Undergraduate Course: Introduction to Databases (INFR10080)
|School||School of Informatics
||College||College of Science and Engineering
|Credit level (Normal year taken)||SCQF Level 10 (Year 3 Undergraduate)
||Availability||Available to all students
|Summary||Data is one of the most important assets of any enterprise and plays a central role in many aspects of everyday life, from healthcare, to education, to commerce. In order to be turned into meaningful information that enables and supports decision making, data must be stored, maintained, processed and analysed. Database management systems are complex software programs that allow their users to perform these tasks in an efficient and reliable way. This course is an introduction to the principles underlying the design and implementation of relational databases and database management systems.
* Ths course replaces "Database Systems" (INFR10070) from academic year 2020/21.*
Databases encompass many areas of Computer Science, from formal logic to programming languages, from operating systems to algorithms and data structures. This course will cover in detail the main language for relational databases, SQL, which is an international standard supported by virtually all systems on the market today. It will also cover the theoretical query languages on which SQL's core is based, namely relational algebra and relational calculus. Other important topics covered during the course include normal forms, transaction processing, concurrency control, incomplete data and rudiments of query optimization.
Syllabus (core topics)
- The relational model and rudiments of SQL
- Query languages: relational algebra and calculus
- Multisets, grouping and aggregation
- Database design: constraints and normal forms
- Advanced SQL: nested queries, triggers, null values
- Transaction management: concurrent schedules, conflict-serializability, locking
- Database access from applications: using SQL in a host programming language
- Basics of indexing, query evaluation and optimisation
Syllabus (advanced topics, if time allows)
- Datalog and recursive queries
- Incomplete data and certain answers
Entry Requirements (not applicable to Visiting Students)
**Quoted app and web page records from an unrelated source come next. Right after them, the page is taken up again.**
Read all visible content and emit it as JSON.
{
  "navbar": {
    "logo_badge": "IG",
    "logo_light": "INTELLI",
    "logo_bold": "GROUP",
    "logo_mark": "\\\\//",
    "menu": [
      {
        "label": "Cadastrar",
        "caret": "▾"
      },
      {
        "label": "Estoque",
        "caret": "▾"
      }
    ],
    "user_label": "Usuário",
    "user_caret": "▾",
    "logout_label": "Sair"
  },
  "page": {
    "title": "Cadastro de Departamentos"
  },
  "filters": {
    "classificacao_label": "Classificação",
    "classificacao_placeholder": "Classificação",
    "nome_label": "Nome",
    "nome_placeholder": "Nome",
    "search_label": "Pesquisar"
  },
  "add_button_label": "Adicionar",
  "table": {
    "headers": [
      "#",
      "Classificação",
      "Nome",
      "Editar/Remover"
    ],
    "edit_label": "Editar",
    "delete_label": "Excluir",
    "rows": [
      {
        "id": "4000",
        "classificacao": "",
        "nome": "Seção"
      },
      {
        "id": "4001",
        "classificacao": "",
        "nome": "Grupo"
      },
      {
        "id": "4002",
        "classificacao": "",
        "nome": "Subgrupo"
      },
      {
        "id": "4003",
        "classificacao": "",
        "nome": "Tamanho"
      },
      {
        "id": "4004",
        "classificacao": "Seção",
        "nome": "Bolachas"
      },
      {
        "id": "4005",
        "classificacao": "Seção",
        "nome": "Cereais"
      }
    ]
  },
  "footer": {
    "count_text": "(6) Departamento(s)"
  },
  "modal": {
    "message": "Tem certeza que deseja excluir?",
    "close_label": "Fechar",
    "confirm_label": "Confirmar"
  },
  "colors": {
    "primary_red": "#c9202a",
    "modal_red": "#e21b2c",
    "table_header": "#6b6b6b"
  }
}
||Other requirements|| Students are assumed to have a Computer Science background and familiarity with basic notions from discrete mathematics (sets, orders, combinations, permutations, graphs, propositional logic, algorithmic complexity). Predicate logic will be introduced during the course but previous experience with it is desirable. There are no specific programming requirements. Familiarity with the Unix command line is a plus, though not strictly required.
Information for Visiting Students
|Pre-requisites||Same as other requirements
|High Demand Course?
Course Delivery Information
|Academic year 2020/21, Available to all students (SV1)
|Learning and Teaching activities (Further Info)
Lecture Hours 30,
Seminar/Tutorial Hours 8,
Summative Assessment Hours 2,
Revision Session Hours 3,
Programme Level Learning and Teaching Hours 4,
Directed Learning and Independent Learning Hours
|Assessment (Further Info)
|Additional Information (Assessment)
||Assessed coursework will consist of an SQL assignment (25%), an online test (25%), and active participation in weekly tutorials (10%).
||The formative coursework is automatically marked (not for credit) and students will receive automatically-generated feedback on the results of their submission.
Additional group feedback is given during tutorials, where the correct solutions to the coursework are discussed.
||Hours & Minutes
|Main Exam Diet S1 (December)||2:00|
|Resit Exam Diet (August)||2:00|
On completion of this course, the student will be able to:
- Compare strengths and weaknesses of different database designs
- Process and analyse data by means of SQL statements
- Formulate and manipulate queries in both declarative and procedural database languages
- Reason about the correctness of concurrent database interactions among multiple users
|Lecture slides and tutorial exercises with fully worked solutions are posted on Learn (and Piazza). |
Lecture recordings are available for revision after each class.
- Raghu Ramakrishnan and Johannes Gehrke: Database Management Systems (Third Edition). McGraw-Hill, 2003.
- Serge Abiteboul, Richard Hull, and Victor Vianu: Foundations of Databases, Addison Wesley, 1995. [out of print, but freely available for personal use]
|Graduate Attributes and Skills
||Cognitive skills: Problem-solving and critical/analytical thinking.
|Course organiser||Dr Paolo Guagliardo
Tel: (0131 6)51 3835
|Course secretary||Mrs Michelle Bain
Tel: (0131 6)51 7607